I. Separation Rites (Phase 1)
“All my life I have lived and behaved very much like [the] sandpiper — just running down the edges of different countries and continents, ‘looking for something’, having spent most of my life timorously seeking for subsistence along the coastlines of the world.”
— Elizabeth Bishop; Words in Air

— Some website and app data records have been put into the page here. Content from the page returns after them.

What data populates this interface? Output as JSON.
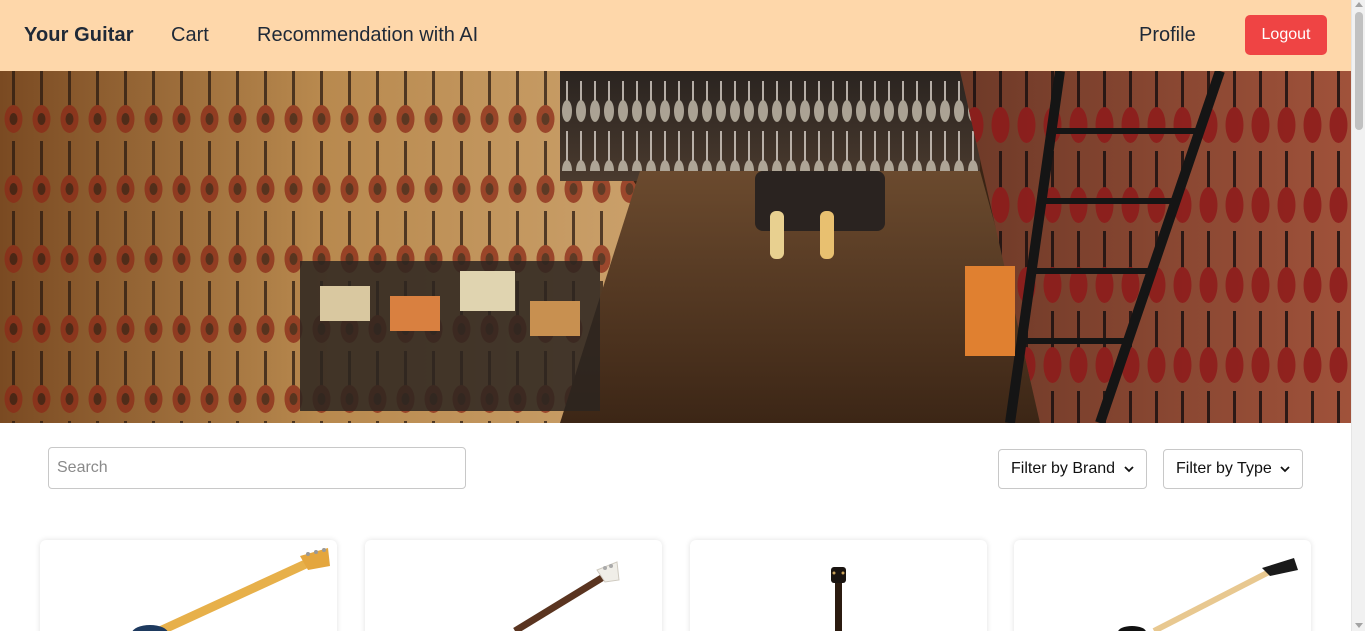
{
  "nav": {
    "brand": "Your Guitar",
    "cart": "Cart",
    "ai": "Recommendation with AI",
    "profile": "Profile",
    "logout": "Logout"
  },
  "colors": {
    "navbar": "#fed7aa",
    "logout": "#ef4444"
  },
  "hero": {
    "image": "guitar-store-photo"
  },
  "filters": {
    "search_placeholder": "Search",
    "search_value": "",
    "brand": "Filter by Brand",
    "type": "Filter by Type"
  },
  "products": [
    {
      "image": "blue-electric-guitar"
    },
    {
      "image": "white-electric-guitar"
    },
    {
      "image": "classical-guitar"
    },
    {
      "image": "black-superstrat-guitar"
    }
  ]
}
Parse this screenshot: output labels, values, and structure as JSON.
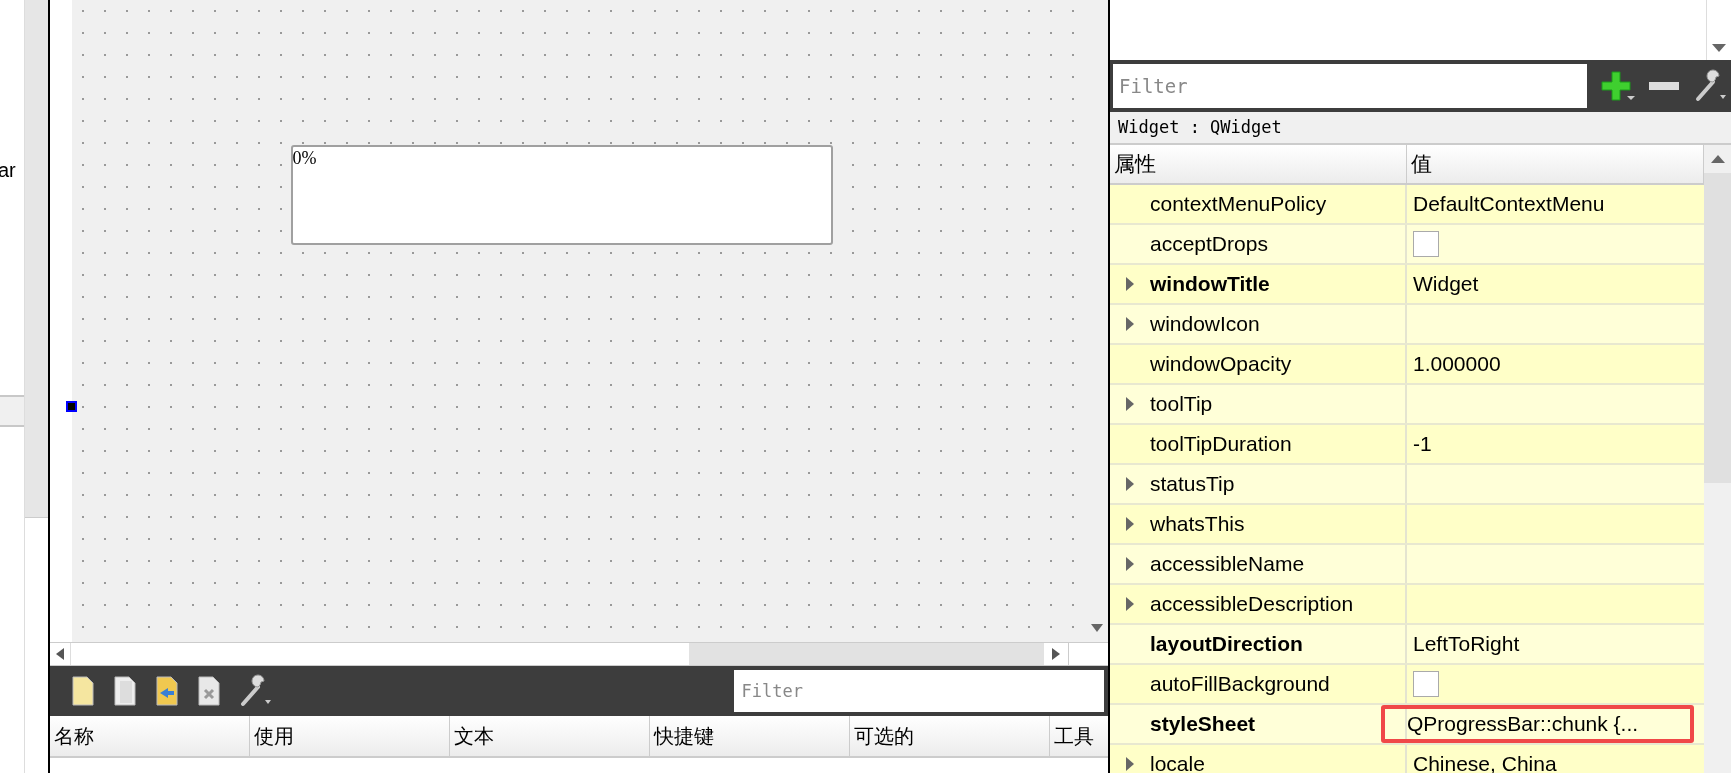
{
  "left_panel": {
    "text": "ar"
  },
  "form_canvas": {
    "progress_bar": {
      "text": "0%",
      "level": 0
    }
  },
  "action_editor": {
    "filter": {
      "placeholder": "Filter"
    },
    "columns": [
      "名称",
      "使用",
      "文本",
      "快捷键",
      "可选的",
      "工具"
    ]
  },
  "property_editor": {
    "filter": {
      "placeholder": "Filter"
    },
    "object_label": "Widget : QWidget",
    "columns": [
      "属性",
      "值"
    ],
    "rows": [
      {
        "name": "contextMenuPolicy",
        "kind": "text",
        "value": "DefaultContextMenu",
        "expandable": false,
        "modified": false,
        "highlighted": false
      },
      {
        "name": "acceptDrops",
        "kind": "checkbox",
        "checked": false,
        "expandable": false,
        "modified": false,
        "highlighted": false
      },
      {
        "name": "windowTitle",
        "kind": "text",
        "value": "Widget",
        "expandable": true,
        "modified": true,
        "highlighted": false
      },
      {
        "name": "windowIcon",
        "kind": "text",
        "expandable": true,
        "modified": false,
        "highlighted": false
      },
      {
        "name": "windowOpacity",
        "kind": "text",
        "value": "1.000000",
        "expandable": false,
        "modified": false,
        "highlighted": false
      },
      {
        "name": "toolTip",
        "kind": "text",
        "expandable": true,
        "modified": false,
        "highlighted": false
      },
      {
        "name": "toolTipDuration",
        "kind": "text",
        "value": "-1",
        "expandable": false,
        "modified": false,
        "highlighted": false
      },
      {
        "name": "statusTip",
        "kind": "text",
        "expandable": true,
        "modified": false,
        "highlighted": false
      },
      {
        "name": "whatsThis",
        "kind": "text",
        "expandable": true,
        "modified": false,
        "highlighted": false
      },
      {
        "name": "accessibleName",
        "kind": "text",
        "expandable": true,
        "modified": false,
        "highlighted": false
      },
      {
        "name": "accessibleDescription",
        "kind": "text",
        "expandable": true,
        "modified": false,
        "highlighted": false
      },
      {
        "name": "layoutDirection",
        "kind": "text",
        "value": "LeftToRight",
        "expandable": false,
        "modified": true,
        "highlighted": false
      },
      {
        "name": "autoFillBackground",
        "kind": "checkbox",
        "checked": false,
        "expandable": false,
        "modified": false,
        "highlighted": false
      },
      {
        "name": "styleSheet",
        "kind": "text",
        "value": "QProgressBar::chunk {...",
        "expandable": false,
        "modified": true,
        "highlighted": true
      },
      {
        "name": "locale",
        "kind": "text",
        "value": "Chinese, China",
        "expandable": true,
        "modified": false,
        "highlighted": false
      }
    ]
  }
}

In early 2012, I was at a dinner with my work team in Silicon Valley. It was an unusually warm late-winter evening in shimmering downtown San Francisco as we settled around our large center table in a popular and packed Italian restaurant. We’d had a long few days at an off-site conference working through some complex issues related to a newly announced business transformation program. Amidst the clinking of dinnerware and happy chatter all around us, the much-needed glasses of wine helped ease us into lighter non-work banter. Someone — it might even have been me — started a conversation asking everyone what they would do work-wise if they had the absolute freedom of choice. That is, if money, time, talent, and skill were no object, what would they rather be doing instead?
Slowly, shyly, each one of these people, with whom I worked daily, opened up about their deeper joys: gourmet cooking; ice-cream making; theatrical singing/performing; organic farming; fashion blogging, etc. The animated faces, wistful voices, resigned smiles, and gentle shrugs — their entire range of honest emotions will stay with me forever. It was one of those sudden time-stood-still moments and, within it, we had stumbled unexpectedly onto a crucial personal connection: the universal human desire for deeper meaning and purpose in our lives.